If you send sensitive information through email, it could be exposed through a breach on either your account or the recipient’s account. Not only that, but if the recipient never deletes their emails, your document has a chance of becoming compromised for as long as it’s in their inbox, since their account could be breached at any time in the future. Sending files through text message poses similar risks.
2. Encryption using file processors
It’s commonly recommended to encrypt a file with a processor like Adobe PDF, then email the file, providing the code to decrypt it over a different method of communication. We get why this is a recommendation – encryption is effective, and most people have access to this method. While it’s better than sending a file over email without encryption, it’s still not very secure.

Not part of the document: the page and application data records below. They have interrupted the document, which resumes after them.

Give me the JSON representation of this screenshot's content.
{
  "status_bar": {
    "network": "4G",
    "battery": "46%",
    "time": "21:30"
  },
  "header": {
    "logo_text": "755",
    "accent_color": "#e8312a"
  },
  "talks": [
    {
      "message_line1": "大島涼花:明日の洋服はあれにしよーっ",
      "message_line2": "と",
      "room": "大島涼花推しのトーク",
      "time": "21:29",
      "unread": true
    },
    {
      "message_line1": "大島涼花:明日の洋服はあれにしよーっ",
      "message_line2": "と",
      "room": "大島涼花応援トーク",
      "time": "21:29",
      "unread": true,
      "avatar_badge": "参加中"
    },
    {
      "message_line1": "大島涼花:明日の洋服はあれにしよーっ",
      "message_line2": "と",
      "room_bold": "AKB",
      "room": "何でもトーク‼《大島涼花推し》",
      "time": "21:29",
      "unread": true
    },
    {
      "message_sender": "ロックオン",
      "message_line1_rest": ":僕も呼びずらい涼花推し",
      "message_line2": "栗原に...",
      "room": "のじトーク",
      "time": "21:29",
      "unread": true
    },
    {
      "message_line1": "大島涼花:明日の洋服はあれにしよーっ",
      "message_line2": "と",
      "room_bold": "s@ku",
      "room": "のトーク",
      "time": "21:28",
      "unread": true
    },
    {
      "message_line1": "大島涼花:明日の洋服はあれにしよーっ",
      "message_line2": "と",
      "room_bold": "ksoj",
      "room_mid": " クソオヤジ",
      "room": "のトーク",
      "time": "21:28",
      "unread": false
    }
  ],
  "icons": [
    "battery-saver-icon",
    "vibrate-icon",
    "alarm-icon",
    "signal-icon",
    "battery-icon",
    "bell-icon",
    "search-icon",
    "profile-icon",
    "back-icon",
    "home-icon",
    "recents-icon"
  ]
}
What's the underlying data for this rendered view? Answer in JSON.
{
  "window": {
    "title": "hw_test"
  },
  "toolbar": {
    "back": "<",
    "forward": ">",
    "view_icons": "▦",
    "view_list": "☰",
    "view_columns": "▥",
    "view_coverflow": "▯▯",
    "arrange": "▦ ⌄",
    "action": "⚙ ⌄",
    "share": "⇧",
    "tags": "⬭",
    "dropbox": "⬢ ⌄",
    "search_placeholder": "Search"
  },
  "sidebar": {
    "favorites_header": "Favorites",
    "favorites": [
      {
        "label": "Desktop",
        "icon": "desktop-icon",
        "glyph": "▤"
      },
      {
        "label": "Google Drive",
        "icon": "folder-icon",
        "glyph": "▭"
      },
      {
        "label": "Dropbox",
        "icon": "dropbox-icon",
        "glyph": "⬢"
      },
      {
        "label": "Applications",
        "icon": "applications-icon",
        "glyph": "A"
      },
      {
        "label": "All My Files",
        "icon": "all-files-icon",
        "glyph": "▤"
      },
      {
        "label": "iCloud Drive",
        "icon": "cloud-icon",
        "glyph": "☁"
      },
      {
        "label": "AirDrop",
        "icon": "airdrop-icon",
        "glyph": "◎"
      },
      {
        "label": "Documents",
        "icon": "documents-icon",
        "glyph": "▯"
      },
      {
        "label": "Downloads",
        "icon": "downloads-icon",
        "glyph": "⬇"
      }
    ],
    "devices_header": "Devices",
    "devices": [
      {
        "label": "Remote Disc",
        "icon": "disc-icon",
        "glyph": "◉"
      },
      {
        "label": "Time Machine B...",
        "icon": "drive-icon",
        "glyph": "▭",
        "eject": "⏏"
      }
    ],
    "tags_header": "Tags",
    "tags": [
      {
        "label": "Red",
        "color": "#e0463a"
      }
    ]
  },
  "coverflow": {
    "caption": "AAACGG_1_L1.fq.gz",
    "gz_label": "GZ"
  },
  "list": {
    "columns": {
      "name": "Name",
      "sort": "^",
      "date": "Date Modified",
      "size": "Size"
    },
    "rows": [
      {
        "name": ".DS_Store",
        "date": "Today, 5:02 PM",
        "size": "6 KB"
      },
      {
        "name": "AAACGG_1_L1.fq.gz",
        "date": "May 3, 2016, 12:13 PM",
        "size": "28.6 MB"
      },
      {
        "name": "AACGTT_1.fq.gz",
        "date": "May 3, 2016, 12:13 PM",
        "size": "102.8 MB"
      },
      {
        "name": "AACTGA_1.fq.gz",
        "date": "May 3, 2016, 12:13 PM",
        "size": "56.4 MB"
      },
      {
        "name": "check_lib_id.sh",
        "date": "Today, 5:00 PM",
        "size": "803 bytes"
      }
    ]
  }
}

There are known vulnerabilities associated with the type of encryption that’s used in this method, and some versions encrypt only the file’s contents – not other information about the file, such as file size. It’s also common for cybercriminals to hack multiple accounts at once – meaning, they could have access to both your emails and text messages to find the code you sent to decrypt the file. Additionally, file processors don’t usually offer a time-limited option with their encryption.
3. Sharing files on public WiFi
Cybercriminals can intercept your traffic and steal the private information you send over public WiFi because they also have access to the public network. Sending sensitive data over public WiFi increases your risk of falling victim to a cyber attack.
Zero-Knowledge Encryption Is the Secure File-Sharing Solution
Zero-knowledge encryption will give you peace of mind when sharing sensitive information. When using a password manager like Keeper, all your passwords and private information are managed in one convenient, super-secure place. The zero-knowledge security architecture ensures that no one – not even Keeper employees – can access your vault at any time.
If you’re ready to use Keeper to securely store and share your documents, start your 30-day free trial today.